═════ Excerpted records

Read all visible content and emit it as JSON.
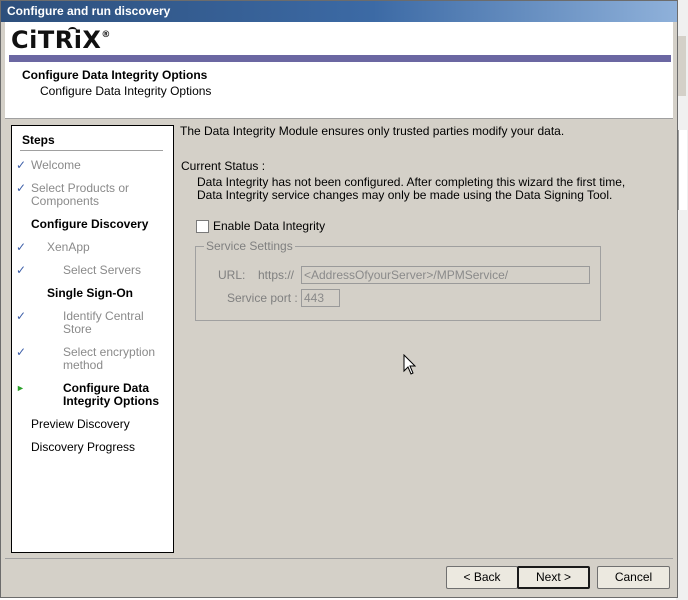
{
  "window": {
    "title": "Configure and run discovery"
  },
  "header": {
    "logo_text": "CiTRiX",
    "logo_mark": "®",
    "title": "Configure Data Integrity Options",
    "subtitle": "Configure Data Integrity Options",
    "accent_color": "#6b67a2"
  },
  "steps": {
    "title": "Steps",
    "items": [
      {
        "label": "Welcome",
        "state": "done",
        "icon": "check-icon"
      },
      {
        "label": "Select Products or\nComponents",
        "state": "done",
        "icon": "check-icon"
      },
      {
        "label": "Configure Discovery",
        "state": "section"
      },
      {
        "label": "XenApp",
        "state": "done",
        "icon": "check-icon"
      },
      {
        "label": "Select Servers",
        "state": "done",
        "icon": "check-icon"
      },
      {
        "label": "Single Sign-On",
        "state": "section"
      },
      {
        "label": "Identify Central\nStore",
        "state": "done",
        "icon": "check-icon"
      },
      {
        "label": "Select encryption\nmethod",
        "state": "done",
        "icon": "check-icon"
      },
      {
        "label": "Configure Data\nIntegrity Options",
        "state": "current",
        "icon": "arrow-icon"
      },
      {
        "label": "Preview Discovery",
        "state": "pending"
      },
      {
        "label": "Discovery Progress",
        "state": "pending"
      }
    ]
  },
  "main": {
    "intro": "The Data Integrity Module ensures only trusted parties modify your data.",
    "status_label": "Current Status :",
    "status_line1": "Data Integrity has not been configured. After completing this wizard the first time,",
    "status_line2": "Data Integrity service changes may only be made using the Data Signing Tool.",
    "enable_label": "Enable Data Integrity",
    "enable_checked": false,
    "service_settings": {
      "legend": "Service Settings",
      "url_label": "URL:",
      "url_prefix": "https://",
      "url_value": "<AddressOfyourServer>/MPMService/",
      "port_label": "Service port :",
      "port_value": "443"
    }
  },
  "buttons": {
    "back": "< Back",
    "next": "Next >",
    "cancel": "Cancel"
  }
}
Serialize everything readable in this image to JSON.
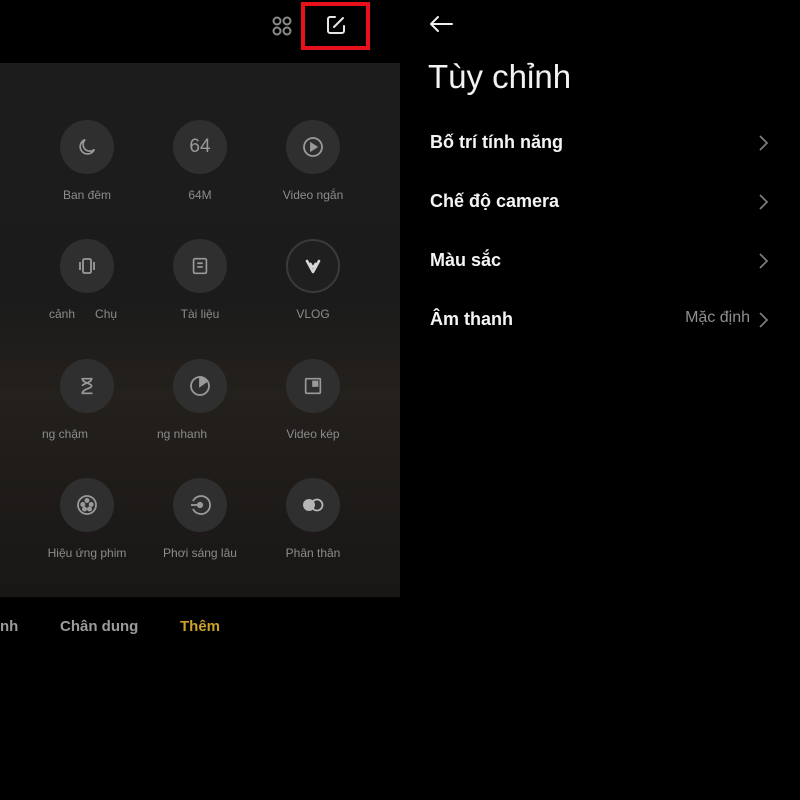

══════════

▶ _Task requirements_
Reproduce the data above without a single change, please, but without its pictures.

▶ _Answer to the problem_
Read all visible content and emit it as JSON.
{
  "window": {
    "title": "Configure and run discovery"
  },
  "header": {
    "logo_text": "CiTRiX",
    "logo_mark": "®",
    "title": "Configure Data Integrity Options",
    "subtitle": "Configure Data Integrity Options",
    "accent_color": "#6b67a2"
  },
  "steps": {
    "title": "Steps",
    "items": [
      {
        "label": "Welcome",
        "state": "done",
        "icon": "check-icon"
      },
      {
        "label": "Select Products or\nComponents",
        "state": "done",
        "icon": "check-icon"
      },
      {
        "label": "Configure Discovery",
        "state": "section"
      },
      {
        "label": "XenApp",
        "state": "done",
        "icon": "check-icon"
      },
      {
        "label": "Select Servers",
        "state": "done",
        "icon": "check-icon"
      },
      {
        "label": "Single Sign-On",
        "state": "section"
      },
      {
        "label": "Identify Central\nStore",
        "state": "done",
        "icon": "check-icon"
      },
      {
        "label": "Select encryption\nmethod",
        "state": "done",
        "icon": "check-icon"
      },
      {
        "label": "Configure Data\nIntegrity Options",
        "state": "current",
        "icon": "arrow-icon"
      },
      {
        "label": "Preview Discovery",
        "state": "pending"
      },
      {
        "label": "Discovery Progress",
        "state": "pending"
      }
    ]
  },
  "main": {
    "intro": "The Data Integrity Module ensures only trusted parties modify your data.",
    "status_label": "Current Status :",
    "status_line1": "Data Integrity has not been configured. After completing this wizard the first time,",
    "status_line2": "Data Integrity service changes may only be made using the Data Signing Tool.",
    "enable_label": "Enable Data Integrity",
    "enable_checked": false,
    "service_settings": {
      "legend": "Service Settings",
      "url_label": "URL:",
      "url_prefix": "https://",
      "url_value": "<AddressOfyourServer>/MPMService/",
      "port_label": "Service port :",
      "port_value": "443"
    }
  },
  "buttons": {
    "back": "< Back",
    "next": "Next >",
    "cancel": "Cancel"
  }
}
Serialize everything readable in this image to JSON.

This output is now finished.